# [What is required]
The word "JSON" occurs in some lines of the data. Return each such line.

# [Records provided]
========
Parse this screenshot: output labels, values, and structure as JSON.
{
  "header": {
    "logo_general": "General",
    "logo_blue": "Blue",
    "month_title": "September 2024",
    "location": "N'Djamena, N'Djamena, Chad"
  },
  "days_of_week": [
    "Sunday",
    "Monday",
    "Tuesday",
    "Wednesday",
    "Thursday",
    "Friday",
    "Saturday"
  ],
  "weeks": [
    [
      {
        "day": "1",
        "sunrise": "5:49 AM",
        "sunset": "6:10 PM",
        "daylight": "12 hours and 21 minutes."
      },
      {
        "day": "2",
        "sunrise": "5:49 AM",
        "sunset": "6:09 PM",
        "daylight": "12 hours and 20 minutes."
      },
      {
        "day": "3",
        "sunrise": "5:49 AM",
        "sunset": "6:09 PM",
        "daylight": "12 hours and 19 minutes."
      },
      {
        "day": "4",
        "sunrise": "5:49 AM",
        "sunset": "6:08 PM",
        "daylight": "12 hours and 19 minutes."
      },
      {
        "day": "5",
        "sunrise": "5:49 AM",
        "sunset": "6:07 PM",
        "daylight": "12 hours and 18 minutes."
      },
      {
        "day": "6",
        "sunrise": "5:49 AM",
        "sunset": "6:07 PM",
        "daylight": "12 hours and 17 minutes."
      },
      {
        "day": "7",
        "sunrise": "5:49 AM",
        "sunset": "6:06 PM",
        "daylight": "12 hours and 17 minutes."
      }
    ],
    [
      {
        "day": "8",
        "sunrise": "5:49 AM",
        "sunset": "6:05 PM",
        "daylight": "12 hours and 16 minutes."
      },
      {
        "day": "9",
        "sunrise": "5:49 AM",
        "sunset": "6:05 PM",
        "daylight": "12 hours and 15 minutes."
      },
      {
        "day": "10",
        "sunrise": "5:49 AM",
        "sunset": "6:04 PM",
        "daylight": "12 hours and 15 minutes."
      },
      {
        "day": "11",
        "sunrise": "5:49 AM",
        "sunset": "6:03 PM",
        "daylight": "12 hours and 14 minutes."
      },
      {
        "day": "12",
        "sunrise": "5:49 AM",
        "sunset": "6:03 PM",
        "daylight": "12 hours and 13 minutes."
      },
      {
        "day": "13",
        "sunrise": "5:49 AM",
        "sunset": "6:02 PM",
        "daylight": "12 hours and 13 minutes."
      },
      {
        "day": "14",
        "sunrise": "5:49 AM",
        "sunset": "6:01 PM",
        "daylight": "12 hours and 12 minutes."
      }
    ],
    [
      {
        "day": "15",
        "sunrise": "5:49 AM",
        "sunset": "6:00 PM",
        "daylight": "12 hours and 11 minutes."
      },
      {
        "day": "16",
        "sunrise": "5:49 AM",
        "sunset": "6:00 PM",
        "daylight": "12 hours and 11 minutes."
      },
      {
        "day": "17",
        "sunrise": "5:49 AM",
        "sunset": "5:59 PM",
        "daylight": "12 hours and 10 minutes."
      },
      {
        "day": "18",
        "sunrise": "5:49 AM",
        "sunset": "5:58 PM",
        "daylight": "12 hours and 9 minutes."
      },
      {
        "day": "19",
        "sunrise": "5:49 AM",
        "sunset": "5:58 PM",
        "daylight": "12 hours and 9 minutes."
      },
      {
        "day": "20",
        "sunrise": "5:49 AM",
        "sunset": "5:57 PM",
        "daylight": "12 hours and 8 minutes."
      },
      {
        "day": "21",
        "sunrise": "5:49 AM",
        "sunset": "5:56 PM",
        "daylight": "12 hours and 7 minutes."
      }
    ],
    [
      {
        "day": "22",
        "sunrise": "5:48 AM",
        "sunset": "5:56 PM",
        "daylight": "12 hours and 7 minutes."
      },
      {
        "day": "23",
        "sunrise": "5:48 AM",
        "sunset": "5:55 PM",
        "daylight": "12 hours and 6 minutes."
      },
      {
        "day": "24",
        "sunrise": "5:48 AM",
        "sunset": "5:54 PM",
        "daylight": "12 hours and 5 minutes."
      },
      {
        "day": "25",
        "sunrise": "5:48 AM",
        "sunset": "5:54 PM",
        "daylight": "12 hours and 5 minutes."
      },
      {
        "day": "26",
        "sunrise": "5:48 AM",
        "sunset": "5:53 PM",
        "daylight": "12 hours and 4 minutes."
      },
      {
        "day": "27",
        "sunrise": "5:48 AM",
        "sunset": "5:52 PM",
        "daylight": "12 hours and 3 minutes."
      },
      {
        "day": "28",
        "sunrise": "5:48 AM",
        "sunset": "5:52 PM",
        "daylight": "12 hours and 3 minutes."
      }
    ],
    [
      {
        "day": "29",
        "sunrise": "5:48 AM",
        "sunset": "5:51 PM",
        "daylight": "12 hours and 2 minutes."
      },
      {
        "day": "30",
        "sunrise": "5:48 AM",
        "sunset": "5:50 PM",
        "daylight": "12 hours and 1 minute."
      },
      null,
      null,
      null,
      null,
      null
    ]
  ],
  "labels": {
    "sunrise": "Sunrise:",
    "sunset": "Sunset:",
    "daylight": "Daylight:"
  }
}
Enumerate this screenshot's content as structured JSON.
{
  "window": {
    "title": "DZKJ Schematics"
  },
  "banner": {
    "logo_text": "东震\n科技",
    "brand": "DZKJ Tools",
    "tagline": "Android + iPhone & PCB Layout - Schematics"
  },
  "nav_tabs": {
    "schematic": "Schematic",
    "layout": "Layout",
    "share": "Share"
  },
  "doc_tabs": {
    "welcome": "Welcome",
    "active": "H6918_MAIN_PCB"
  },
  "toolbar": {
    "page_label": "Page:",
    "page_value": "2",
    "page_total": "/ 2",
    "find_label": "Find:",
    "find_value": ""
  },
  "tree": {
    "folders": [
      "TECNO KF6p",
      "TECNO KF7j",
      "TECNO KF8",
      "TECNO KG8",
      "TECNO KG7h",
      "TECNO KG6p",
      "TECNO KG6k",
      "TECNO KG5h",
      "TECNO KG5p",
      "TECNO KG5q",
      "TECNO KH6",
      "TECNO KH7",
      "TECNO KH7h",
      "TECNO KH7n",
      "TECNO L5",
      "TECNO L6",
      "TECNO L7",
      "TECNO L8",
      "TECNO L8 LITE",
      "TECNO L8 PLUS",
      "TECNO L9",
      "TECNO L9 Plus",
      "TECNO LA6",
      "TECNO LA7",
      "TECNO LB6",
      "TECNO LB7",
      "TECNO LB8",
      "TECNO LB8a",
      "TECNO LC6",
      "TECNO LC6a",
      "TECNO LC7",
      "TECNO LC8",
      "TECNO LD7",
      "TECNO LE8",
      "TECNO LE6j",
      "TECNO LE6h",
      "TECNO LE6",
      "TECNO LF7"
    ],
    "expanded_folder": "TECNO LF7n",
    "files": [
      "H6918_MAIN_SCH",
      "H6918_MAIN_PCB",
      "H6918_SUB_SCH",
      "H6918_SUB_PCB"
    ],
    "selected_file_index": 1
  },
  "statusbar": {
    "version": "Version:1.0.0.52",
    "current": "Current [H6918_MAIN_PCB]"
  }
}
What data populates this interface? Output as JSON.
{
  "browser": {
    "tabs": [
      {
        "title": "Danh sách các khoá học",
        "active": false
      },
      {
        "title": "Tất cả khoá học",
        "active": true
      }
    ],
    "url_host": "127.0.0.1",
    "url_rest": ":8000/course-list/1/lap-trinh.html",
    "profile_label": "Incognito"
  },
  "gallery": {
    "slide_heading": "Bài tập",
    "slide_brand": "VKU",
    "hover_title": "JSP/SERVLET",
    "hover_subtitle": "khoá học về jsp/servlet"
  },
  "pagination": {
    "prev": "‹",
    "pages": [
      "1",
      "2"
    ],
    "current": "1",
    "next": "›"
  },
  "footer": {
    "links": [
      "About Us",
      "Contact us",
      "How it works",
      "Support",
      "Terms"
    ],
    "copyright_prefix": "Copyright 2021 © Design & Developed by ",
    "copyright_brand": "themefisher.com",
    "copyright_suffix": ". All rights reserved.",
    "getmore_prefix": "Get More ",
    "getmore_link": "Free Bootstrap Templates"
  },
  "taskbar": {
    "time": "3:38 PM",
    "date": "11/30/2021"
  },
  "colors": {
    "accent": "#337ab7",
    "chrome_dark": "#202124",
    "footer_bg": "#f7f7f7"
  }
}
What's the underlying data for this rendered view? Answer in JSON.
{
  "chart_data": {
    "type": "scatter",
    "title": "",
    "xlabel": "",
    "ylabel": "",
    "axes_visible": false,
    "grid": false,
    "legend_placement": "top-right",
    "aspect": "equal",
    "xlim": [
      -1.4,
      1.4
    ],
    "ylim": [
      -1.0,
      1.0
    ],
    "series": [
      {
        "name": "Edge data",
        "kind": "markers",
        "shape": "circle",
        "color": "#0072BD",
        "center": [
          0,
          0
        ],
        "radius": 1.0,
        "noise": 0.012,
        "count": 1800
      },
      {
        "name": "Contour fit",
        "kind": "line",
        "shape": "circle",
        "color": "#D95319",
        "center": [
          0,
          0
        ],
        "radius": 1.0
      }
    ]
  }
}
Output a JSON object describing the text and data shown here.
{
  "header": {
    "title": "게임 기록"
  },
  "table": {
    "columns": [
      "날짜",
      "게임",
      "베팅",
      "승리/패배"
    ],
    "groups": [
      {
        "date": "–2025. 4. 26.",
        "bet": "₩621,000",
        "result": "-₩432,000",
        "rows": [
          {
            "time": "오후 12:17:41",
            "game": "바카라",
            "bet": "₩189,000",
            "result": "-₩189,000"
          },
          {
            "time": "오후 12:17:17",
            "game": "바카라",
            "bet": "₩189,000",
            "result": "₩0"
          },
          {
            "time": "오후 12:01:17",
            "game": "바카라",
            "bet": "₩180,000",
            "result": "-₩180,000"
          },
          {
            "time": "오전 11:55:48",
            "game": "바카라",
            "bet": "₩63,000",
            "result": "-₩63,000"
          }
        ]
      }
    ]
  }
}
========
# [Answer box]
Parse this screenshot: output labels, values, and structure as JSON.
Enumerate this screenshot's content as structured JSON.
What data populates this interface? Output as JSON.
What's the underlying data for this rendered view? Answer in JSON.
Output a JSON object describing the text and data shown here.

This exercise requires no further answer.